> About this exercise
Each line of the listing where the string "yaemina" appears is to be identified and copied.

> Listed entries
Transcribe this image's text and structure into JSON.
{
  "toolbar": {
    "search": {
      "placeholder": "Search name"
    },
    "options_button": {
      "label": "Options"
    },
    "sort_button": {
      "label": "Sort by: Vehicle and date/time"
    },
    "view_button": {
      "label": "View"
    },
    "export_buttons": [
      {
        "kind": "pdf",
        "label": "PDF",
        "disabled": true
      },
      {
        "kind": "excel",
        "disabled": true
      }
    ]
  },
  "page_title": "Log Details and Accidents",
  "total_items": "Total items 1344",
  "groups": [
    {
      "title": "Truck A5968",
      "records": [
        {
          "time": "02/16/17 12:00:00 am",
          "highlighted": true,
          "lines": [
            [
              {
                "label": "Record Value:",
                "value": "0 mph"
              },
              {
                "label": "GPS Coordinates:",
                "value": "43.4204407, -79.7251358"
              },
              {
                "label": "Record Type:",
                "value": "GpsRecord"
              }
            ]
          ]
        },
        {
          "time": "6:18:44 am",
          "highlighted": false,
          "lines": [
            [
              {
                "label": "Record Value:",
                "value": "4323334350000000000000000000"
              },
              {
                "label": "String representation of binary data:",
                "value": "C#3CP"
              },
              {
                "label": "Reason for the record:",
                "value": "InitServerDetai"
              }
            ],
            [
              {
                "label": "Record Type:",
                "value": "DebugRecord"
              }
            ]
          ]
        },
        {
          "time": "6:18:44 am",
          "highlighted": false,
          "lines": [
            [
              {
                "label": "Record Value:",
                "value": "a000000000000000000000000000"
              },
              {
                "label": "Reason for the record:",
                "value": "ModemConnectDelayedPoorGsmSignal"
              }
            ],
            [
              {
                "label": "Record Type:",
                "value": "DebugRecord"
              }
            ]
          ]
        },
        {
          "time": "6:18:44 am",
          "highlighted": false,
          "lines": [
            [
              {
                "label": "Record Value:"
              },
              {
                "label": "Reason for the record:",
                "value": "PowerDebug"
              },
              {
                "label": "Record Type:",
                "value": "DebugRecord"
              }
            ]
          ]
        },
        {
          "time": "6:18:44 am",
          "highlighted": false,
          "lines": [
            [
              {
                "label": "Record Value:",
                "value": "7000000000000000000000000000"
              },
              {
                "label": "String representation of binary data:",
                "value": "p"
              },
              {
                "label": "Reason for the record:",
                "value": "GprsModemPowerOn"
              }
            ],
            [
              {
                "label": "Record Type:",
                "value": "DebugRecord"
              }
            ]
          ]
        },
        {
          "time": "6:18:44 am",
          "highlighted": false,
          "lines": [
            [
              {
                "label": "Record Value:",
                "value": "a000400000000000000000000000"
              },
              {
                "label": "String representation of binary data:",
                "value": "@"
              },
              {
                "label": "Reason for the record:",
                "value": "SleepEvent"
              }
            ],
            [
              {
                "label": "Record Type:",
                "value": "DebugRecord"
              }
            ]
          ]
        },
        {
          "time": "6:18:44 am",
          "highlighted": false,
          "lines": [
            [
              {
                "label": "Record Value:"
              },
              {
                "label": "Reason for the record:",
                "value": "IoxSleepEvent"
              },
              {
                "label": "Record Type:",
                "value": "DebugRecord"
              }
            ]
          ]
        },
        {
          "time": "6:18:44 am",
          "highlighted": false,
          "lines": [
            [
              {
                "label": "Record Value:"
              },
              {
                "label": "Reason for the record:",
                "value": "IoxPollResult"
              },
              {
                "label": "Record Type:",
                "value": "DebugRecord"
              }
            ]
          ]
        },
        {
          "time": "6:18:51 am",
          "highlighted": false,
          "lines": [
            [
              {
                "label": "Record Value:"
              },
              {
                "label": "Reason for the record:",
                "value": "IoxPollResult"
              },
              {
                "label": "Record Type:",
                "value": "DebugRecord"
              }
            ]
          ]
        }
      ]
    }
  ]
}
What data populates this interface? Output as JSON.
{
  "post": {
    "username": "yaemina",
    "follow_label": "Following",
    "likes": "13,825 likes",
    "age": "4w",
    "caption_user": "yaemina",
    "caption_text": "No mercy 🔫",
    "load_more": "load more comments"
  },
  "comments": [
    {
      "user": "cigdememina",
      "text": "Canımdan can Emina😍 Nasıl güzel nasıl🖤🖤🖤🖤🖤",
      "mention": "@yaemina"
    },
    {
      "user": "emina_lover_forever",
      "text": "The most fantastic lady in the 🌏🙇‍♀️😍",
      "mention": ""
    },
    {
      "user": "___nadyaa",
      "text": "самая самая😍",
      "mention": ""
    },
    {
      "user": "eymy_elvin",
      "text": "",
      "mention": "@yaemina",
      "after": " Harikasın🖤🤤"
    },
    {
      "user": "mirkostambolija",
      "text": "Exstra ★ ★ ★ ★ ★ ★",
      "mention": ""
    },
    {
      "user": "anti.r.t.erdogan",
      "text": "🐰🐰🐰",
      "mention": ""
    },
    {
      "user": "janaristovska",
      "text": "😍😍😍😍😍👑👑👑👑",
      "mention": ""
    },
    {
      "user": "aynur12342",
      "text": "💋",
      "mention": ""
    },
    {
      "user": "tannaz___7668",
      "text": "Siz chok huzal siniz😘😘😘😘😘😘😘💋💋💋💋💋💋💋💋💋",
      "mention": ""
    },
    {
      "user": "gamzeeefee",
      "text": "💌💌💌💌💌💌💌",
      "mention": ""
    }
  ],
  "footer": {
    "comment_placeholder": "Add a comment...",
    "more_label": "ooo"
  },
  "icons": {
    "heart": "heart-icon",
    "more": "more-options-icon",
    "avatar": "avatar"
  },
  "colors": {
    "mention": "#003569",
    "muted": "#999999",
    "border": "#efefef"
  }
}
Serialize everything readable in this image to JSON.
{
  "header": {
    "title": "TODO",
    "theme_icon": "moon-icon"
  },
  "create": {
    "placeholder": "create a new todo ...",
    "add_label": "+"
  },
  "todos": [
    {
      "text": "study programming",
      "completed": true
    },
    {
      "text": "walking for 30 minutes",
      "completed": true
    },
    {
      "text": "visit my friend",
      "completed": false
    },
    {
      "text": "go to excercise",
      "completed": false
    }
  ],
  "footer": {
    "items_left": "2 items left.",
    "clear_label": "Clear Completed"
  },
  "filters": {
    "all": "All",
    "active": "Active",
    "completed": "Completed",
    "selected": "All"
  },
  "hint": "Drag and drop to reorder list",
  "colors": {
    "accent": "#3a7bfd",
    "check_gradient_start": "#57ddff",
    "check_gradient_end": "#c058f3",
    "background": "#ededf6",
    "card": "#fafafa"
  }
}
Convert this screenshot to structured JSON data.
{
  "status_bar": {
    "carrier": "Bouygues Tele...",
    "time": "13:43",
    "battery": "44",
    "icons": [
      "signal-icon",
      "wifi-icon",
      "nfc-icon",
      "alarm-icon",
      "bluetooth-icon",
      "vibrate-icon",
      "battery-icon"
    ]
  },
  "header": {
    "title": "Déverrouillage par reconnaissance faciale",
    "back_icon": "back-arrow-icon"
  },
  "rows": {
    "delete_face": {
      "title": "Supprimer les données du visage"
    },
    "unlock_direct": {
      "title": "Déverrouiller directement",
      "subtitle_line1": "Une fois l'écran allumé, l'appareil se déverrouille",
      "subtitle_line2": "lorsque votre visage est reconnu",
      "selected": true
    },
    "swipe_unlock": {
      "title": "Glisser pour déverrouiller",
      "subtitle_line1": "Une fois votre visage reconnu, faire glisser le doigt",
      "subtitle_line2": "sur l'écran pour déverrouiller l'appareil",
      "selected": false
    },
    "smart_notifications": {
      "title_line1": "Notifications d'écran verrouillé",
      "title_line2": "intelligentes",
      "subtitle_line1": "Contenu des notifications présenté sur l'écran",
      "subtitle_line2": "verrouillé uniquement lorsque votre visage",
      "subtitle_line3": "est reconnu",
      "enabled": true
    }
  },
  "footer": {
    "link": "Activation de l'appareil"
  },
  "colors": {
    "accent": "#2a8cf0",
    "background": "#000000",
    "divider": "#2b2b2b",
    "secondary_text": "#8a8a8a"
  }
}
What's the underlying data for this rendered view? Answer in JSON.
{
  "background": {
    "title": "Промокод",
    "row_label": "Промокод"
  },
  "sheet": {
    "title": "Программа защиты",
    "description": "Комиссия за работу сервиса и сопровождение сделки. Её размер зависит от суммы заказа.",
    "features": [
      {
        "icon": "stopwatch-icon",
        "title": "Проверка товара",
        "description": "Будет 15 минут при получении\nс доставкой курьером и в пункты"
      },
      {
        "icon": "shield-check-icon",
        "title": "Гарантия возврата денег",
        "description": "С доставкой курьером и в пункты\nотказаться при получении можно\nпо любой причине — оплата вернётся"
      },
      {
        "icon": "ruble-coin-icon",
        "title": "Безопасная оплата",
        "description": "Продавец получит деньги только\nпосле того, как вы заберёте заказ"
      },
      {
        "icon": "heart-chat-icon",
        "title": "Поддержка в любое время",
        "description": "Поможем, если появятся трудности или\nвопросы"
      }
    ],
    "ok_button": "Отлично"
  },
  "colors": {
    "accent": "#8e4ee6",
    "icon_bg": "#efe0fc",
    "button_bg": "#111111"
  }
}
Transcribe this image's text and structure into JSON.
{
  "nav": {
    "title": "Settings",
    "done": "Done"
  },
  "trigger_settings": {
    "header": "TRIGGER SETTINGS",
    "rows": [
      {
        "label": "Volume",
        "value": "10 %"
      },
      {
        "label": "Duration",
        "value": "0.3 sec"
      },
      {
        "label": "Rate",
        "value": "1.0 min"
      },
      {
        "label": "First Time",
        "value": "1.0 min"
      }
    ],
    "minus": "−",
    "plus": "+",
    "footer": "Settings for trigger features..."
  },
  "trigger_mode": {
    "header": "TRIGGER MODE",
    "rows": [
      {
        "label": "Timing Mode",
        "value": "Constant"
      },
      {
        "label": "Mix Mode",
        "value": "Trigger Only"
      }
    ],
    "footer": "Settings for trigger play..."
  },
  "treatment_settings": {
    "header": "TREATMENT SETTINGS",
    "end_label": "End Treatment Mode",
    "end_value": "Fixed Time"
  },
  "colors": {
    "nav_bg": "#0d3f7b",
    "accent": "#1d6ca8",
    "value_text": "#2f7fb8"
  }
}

> Exercise output
    "username": "yaemina",
    "caption_user": "yaemina",
      "mention": "@yaemina"
      "mention": "@yaemina",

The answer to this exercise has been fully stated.